Assignment —
Exactly as given, write out all the entries again.

Available data Block Start

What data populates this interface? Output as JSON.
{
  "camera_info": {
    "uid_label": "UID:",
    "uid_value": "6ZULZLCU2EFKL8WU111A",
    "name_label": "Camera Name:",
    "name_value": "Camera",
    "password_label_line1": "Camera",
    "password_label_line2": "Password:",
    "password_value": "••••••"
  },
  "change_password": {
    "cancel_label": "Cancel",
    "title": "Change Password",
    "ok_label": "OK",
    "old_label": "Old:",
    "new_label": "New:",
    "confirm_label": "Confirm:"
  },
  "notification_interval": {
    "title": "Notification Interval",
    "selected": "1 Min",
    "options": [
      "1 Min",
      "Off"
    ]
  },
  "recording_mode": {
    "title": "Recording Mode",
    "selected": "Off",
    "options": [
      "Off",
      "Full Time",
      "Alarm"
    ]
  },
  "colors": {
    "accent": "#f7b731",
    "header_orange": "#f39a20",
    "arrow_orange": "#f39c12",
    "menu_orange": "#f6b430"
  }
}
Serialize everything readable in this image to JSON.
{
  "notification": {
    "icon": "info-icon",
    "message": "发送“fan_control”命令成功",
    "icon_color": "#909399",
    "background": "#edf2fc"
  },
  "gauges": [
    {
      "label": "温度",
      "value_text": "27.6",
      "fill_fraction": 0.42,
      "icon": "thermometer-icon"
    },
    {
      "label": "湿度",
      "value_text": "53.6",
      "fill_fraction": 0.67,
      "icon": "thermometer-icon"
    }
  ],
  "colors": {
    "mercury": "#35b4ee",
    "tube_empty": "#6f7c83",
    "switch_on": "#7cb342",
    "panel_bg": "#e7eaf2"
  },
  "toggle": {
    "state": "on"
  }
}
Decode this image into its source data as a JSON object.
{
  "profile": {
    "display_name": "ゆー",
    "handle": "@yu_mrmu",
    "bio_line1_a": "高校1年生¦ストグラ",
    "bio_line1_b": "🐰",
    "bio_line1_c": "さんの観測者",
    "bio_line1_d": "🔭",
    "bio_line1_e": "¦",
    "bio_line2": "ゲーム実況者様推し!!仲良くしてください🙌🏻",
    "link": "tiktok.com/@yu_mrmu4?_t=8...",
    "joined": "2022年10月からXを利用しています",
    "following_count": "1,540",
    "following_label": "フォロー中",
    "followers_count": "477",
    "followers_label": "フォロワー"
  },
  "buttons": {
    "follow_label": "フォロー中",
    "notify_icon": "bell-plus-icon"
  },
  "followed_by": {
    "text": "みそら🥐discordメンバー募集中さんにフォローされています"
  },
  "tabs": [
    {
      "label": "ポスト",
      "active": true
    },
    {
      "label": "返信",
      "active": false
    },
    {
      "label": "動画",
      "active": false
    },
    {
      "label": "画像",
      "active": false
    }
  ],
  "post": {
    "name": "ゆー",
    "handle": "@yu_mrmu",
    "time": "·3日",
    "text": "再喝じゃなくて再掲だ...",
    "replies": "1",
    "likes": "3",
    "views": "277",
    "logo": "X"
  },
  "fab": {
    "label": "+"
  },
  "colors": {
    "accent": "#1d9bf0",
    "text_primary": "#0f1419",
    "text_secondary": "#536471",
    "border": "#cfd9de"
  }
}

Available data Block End

Response for this exercise —
What data populates this interface? Output as JSON.
{
  "camera_info": {
    "uid_label": "UID:",
    "uid_value": "6ZULZLCU2EFKL8WU111A",
    "name_label": "Camera Name:",
    "name_value": "Camera",
    "password_label_line1": "Camera",
    "password_label_line2": "Password:",
    "password_value": "••••••"
  },
  "change_password": {
    "cancel_label": "Cancel",
    "title": "Change Password",
    "ok_label": "OK",
    "old_label": "Old:",
    "new_label": "New:",
    "confirm_label": "Confirm:"
  },
  "notification_interval": {
    "title": "Notification Interval",
    "selected": "1 Min",
    "options": [
      "1 Min",
      "Off"
    ]
  },
  "recording_mode": {
    "title": "Recording Mode",
    "selected": "Off",
    "options": [
      "Off",
      "Full Time",
      "Alarm"
    ]
  },
  "colors": {
    "accent": "#f7b731",
    "header_orange": "#f39a20",
    "arrow_orange": "#f39c12",
    "menu_orange": "#f6b430"
  }
}
Serialize everything readable in this image to JSON.
{
  "notification": {
    "icon": "info-icon",
    "message": "发送“fan_control”命令成功",
    "icon_color": "#909399",
    "background": "#edf2fc"
  },
  "gauges": [
    {
      "label": "温度",
      "value_text": "27.6",
      "fill_fraction": 0.42,
      "icon": "thermometer-icon"
    },
    {
      "label": "湿度",
      "value_text": "53.6",
      "fill_fraction": 0.67,
      "icon": "thermometer-icon"
    }
  ],
  "colors": {
    "mercury": "#35b4ee",
    "tube_empty": "#6f7c83",
    "switch_on": "#7cb342",
    "panel_bg": "#e7eaf2"
  },
  "toggle": {
    "state": "on"
  }
}
Decode this image into its source data as a JSON object.
{
  "profile": {
    "display_name": "ゆー",
    "handle": "@yu_mrmu",
    "bio_line1_a": "高校1年生¦ストグラ",
    "bio_line1_b": "🐰",
    "bio_line1_c": "さんの観測者",
    "bio_line1_d": "🔭",
    "bio_line1_e": "¦",
    "bio_line2": "ゲーム実況者様推し!!仲良くしてください🙌🏻",
    "link": "tiktok.com/@yu_mrmu4?_t=8...",
    "joined": "2022年10月からXを利用しています",
    "following_count": "1,540",
    "following_label": "フォロー中",
    "followers_count": "477",
    "followers_label": "フォロワー"
  },
  "buttons": {
    "follow_label": "フォロー中",
    "notify_icon": "bell-plus-icon"
  },
  "followed_by": {
    "text": "みそら🥐discordメンバー募集中さんにフォローされています"
  },
  "tabs": [
    {
      "label": "ポスト",
      "active": true
    },
    {
      "label": "返信",
      "active": false
    },
    {
      "label": "動画",
      "active": false
    },
    {
      "label": "画像",
      "active": false
    }
  ],
  "post": {
    "name": "ゆー",
    "handle": "@yu_mrmu",
    "time": "·3日",
    "text": "再喝じゃなくて再掲だ...",
    "replies": "1",
    "likes": "3",
    "views": "277",
    "logo": "X"
  },
  "fab": {
    "label": "+"
  },
  "colors": {
    "accent": "#1d9bf0",
    "text_primary": "#0f1419",
    "text_secondary": "#536471",
    "border": "#cfd9de"
  }
}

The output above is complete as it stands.